He adds, “I always thought the unique thing about (thrash) was that it was happening simultaneously around the world when there was nothing like social media. When it was actually tape trading. If you knew a guy in Germany or San Francisco, you might have been in contact by the phone, but the way you really got your point across with your music was trading demos. It wasn’t just instantaneous information. There was no instantaneous information. The amazing part is that it developed simultaneously in different places.”

“But, I think the best part of it, or when the pillars were being made to hold this up, was that there were no rules,” he says. “That was the best part of it. That has obviously changed. I mean, thrash is, to some degree, a formula this many decades later, but the exciting part at the beginning was anything goes, everything goes.”

As mentioned, Overkill are on their 20th studio album. So, does releasing new music get old? Blitz says never.

“I think part of the principle or motivation is still rooted in the fact that when you’re a kid and pursuing something like this, there’s a huge amount of excitement to it,” he says. “Who at 18 or 19 is going to say, ‘I’m an artist, and people are going to need to know what I’m thinking.’ I think when you’re that young and you’re in a heavy metal band, the motivation is, wow, this is cool. You take that into adulthood and maturely, and there’s still a big element of that kind of excitement with regard to this.”

Overkill and the Big 4

Switching gears to a hot topic, we asked Blitz for his thoughts on the Big 4 of heavy metal. The term refers to that four “biggest” thrash metal bands of all time: Metallica, Megadeth, Anthrax and Slayer. Should Overkill be in a potential Big 5?

“I’ve never really concerned myself with that,” Blitz says. “I’m not saying it like…I never read comments about myself. I really couldn’t give a rat’s a**. I understand how this is based on sales, but D.D. (Verni) and I are not just a couple of guys who are- we’re not sitting on the hood of the car drinking beer all these years. We mange the band.”

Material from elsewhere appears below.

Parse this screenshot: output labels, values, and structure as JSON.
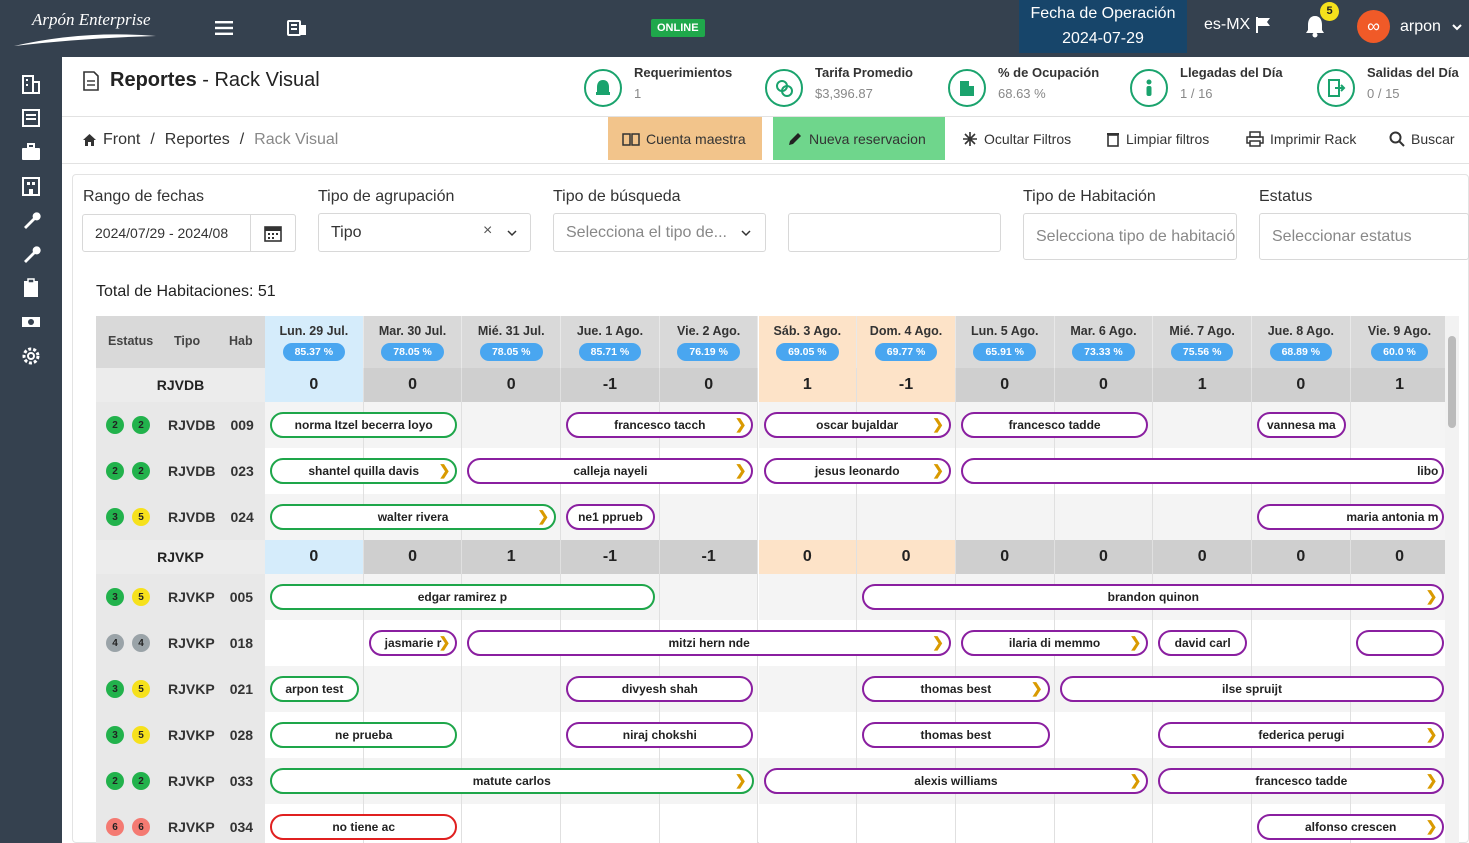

“So, we understand why a Big 4 even exists, and that’s because of their popularity and the fact that they move units,” he continues. “So, if you would look at a Big 5, you would have to look at whoever moved the next most amount of units. I don’t know if that’s us or Testament or Exodus, for that mater. I don’t follow it like that. Units are a lot different in the current day, because it’s about streaming as opposed to physical things that you put your hand.”

“But, I do think what they did- Metallica obviously changed the whole game. (The whole game) was changed with ‘Kill ‘Em All,’ and the stuff that followed with Slayer and Anthrax and the Megadeth guys have done a lot for all those on other tiers in this scene,” Blitz adds. “Because, listen, if we’re in the second tier to the Big 4, there’s a third tier that are kind hoping they could be in the second tier with us.”

“But, the point is, if you worry about it, you don’t enjoy the journey,” he says. “That’s really the point of this whole thing. It’s not about gaining worldwide success or domination. It’s about enjoying the journey. I say it all the time. It’s been 40 years in engineer boots and Levi’s. What better testimony is there to a life well lived if you have rock ‘n’ roll in your soul? So, I don’t really concern myself with it. But, I do appreciate the fact that they brought this type of music to the masses.”

Overkill actually released their new album, “Scorched,” on the same day as Metallica, on April 14. Was that on purpose? No way. Blitz says he “did know” that it was coming out on the same day but, “It wasn’t planned.”

“I actually thought afterwards that it gives you that little crooked smile saying, alright,” he adds. “We’re going to show them who’s boss.”

Listen to Audio Ink Radio’s full interview with Bobby ‘Blitz’ Ellsworth on Apple Podcasts here and Spotify here. Check out Audio Ink Radio’s recent interview with thrash drummer Tom Hunting of Exodus here.

Anne Erickson
Posted by Anne Erickson | Features, Interviews, Metal, Music